Content starts

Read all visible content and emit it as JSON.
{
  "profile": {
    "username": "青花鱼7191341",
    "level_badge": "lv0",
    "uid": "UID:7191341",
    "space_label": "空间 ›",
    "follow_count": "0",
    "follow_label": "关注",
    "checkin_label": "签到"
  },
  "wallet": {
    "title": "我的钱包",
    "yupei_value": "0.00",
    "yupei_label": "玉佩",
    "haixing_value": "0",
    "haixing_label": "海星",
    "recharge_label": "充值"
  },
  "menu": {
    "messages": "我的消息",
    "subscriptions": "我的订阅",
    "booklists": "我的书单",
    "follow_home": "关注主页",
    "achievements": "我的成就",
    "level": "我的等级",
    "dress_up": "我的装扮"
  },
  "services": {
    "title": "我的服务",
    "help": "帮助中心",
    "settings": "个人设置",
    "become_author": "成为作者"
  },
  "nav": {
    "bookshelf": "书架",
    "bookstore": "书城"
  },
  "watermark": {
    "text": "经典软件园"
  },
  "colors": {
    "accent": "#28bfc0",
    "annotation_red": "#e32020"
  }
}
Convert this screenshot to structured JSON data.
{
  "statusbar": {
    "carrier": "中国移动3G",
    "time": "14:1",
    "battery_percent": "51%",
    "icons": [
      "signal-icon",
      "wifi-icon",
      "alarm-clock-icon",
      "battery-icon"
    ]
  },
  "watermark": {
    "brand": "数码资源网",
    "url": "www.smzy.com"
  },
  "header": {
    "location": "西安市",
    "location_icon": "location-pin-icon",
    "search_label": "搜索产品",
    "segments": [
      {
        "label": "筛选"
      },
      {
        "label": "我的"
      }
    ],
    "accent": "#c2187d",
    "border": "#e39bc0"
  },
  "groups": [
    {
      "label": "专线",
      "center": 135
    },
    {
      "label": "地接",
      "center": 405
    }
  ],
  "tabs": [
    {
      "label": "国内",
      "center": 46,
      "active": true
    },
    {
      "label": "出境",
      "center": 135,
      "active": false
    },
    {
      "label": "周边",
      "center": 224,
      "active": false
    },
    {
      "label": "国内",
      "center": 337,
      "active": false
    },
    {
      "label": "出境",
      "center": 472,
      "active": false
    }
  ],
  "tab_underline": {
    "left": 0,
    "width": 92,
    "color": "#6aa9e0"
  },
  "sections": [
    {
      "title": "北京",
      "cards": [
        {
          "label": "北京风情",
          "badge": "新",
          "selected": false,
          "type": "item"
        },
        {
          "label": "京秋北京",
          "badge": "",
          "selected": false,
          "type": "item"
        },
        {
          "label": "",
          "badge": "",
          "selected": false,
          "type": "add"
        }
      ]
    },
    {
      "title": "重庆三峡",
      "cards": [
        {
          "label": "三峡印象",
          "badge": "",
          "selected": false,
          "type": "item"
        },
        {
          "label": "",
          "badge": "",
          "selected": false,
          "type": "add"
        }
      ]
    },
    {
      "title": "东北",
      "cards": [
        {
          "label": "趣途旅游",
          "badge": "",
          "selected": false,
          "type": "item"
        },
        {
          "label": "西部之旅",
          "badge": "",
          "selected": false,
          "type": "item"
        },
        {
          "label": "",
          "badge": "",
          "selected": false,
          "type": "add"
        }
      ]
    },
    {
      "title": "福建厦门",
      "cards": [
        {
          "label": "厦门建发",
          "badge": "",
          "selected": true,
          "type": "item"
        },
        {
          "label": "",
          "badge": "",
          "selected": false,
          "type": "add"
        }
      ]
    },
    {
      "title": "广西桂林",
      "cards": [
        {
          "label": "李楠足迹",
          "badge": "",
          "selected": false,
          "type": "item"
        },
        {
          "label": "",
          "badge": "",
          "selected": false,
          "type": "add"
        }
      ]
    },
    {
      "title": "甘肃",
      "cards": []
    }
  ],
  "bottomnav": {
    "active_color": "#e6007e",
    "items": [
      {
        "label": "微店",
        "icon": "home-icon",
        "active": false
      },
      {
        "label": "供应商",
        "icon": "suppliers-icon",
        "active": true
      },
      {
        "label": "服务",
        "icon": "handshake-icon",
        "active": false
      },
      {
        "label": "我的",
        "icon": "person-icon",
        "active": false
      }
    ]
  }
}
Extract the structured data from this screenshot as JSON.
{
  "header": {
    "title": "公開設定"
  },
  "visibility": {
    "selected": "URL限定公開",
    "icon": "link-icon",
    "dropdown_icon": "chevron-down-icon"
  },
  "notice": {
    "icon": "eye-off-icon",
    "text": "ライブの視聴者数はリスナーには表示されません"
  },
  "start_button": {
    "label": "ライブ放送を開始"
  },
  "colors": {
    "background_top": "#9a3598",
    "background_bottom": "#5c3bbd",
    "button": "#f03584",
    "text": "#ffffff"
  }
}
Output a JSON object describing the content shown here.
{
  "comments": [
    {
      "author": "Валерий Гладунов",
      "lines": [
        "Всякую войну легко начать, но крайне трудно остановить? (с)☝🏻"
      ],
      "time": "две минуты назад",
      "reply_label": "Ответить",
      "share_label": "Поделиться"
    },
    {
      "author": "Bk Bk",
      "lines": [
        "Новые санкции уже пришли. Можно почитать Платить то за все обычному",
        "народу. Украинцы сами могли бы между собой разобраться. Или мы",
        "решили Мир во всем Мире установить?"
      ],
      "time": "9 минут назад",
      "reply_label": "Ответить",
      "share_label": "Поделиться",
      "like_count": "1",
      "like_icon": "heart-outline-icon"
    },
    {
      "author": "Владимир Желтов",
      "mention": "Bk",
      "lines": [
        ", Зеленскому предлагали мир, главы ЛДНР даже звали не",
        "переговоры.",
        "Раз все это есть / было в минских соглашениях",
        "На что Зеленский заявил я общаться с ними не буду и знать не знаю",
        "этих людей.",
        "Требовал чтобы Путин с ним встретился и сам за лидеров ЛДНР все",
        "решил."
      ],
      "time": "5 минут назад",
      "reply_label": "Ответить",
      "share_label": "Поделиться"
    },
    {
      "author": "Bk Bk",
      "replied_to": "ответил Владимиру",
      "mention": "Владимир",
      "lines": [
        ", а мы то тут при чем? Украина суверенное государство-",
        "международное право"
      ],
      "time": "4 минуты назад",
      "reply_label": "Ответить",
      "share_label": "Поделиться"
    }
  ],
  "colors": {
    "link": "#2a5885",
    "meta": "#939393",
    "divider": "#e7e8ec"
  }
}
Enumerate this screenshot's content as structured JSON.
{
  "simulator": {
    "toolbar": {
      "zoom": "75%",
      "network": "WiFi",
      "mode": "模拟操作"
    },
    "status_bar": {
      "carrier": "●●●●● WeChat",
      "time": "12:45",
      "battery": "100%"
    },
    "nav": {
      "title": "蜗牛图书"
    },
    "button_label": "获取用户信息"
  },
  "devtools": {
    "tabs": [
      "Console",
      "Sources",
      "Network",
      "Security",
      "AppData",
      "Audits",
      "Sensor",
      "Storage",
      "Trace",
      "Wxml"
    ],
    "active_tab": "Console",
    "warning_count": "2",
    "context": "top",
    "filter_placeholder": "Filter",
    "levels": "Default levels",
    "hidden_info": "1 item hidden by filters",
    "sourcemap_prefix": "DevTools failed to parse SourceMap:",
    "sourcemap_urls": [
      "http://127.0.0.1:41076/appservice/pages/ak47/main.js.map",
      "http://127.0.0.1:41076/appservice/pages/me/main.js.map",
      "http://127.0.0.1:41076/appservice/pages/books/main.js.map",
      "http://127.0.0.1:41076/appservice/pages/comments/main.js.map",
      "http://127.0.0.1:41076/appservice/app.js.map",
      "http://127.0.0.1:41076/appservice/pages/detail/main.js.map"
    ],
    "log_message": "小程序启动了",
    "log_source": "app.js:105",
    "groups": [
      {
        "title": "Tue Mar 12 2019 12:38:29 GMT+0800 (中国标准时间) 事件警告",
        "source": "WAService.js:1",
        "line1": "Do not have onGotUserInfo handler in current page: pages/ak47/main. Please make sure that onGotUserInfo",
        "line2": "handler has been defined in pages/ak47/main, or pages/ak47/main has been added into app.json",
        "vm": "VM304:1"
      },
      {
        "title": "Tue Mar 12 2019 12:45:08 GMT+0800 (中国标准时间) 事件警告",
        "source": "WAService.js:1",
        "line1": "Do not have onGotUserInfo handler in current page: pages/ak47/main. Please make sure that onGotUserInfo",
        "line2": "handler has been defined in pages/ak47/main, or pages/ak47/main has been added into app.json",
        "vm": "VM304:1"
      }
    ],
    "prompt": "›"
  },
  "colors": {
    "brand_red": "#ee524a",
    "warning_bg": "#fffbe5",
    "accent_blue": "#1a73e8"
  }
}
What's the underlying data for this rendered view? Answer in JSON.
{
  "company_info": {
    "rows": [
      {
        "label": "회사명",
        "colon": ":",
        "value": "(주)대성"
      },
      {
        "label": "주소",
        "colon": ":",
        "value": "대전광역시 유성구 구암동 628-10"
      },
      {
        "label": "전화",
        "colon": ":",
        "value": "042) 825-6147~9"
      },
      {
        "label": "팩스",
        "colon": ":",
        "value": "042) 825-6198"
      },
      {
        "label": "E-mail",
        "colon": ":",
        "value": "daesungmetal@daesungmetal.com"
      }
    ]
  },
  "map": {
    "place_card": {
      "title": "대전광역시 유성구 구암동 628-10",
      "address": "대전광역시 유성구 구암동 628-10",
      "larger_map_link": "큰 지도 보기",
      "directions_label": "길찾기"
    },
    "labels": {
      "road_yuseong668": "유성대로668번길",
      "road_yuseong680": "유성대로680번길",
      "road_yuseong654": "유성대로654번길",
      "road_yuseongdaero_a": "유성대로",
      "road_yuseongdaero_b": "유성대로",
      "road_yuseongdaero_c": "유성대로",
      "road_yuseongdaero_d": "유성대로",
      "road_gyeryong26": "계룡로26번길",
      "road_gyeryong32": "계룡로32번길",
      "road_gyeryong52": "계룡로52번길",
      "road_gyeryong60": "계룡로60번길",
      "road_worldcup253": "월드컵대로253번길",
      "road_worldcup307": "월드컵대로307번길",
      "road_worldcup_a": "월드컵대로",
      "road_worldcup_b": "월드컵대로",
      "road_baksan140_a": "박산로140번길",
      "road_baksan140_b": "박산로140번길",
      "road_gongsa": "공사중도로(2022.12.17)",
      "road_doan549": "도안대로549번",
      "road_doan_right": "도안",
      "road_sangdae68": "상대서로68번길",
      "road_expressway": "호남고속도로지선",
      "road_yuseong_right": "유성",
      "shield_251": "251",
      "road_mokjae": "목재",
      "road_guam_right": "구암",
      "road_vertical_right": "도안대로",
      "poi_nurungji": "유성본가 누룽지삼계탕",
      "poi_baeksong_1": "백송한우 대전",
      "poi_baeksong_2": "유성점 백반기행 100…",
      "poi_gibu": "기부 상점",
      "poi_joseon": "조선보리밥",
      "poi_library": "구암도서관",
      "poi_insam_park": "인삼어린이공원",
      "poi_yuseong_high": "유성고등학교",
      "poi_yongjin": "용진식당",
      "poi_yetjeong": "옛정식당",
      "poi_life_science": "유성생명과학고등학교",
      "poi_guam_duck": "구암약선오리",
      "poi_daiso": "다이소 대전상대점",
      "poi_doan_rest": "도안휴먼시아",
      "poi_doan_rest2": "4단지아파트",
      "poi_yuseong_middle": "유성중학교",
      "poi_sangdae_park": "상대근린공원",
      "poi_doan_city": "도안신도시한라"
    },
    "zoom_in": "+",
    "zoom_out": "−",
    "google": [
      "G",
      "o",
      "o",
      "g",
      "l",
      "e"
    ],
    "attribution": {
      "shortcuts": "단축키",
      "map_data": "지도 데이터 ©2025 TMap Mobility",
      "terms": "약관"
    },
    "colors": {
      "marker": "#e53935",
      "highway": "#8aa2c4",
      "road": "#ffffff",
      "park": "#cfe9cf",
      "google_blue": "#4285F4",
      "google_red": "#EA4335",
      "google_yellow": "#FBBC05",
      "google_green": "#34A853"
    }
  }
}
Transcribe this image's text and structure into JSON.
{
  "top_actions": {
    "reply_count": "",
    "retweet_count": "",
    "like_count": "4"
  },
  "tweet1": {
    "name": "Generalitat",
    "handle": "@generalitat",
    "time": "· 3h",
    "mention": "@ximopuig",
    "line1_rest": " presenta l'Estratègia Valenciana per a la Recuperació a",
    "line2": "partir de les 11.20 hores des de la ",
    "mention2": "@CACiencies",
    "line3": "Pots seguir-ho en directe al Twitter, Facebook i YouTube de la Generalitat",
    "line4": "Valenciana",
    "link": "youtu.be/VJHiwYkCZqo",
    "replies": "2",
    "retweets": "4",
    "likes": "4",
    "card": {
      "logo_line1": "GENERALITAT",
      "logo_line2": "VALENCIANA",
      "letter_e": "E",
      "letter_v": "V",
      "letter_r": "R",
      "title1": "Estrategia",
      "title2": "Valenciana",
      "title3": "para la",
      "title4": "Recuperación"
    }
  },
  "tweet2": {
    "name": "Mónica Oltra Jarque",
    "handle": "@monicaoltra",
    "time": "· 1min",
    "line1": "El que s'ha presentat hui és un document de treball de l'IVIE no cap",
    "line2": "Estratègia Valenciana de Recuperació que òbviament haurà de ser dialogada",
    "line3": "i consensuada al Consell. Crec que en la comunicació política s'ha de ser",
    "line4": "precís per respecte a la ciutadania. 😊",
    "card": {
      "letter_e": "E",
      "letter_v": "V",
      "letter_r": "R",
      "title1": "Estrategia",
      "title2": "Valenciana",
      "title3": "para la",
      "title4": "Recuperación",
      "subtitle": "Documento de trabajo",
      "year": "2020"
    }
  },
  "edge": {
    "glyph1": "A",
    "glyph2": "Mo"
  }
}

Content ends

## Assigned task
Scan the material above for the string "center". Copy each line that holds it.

## Task output
      "center": 135
      "center": 405
      "center": 46,
      "center": 135,
      "center": 224,
      "center": 337,
      "center": 472,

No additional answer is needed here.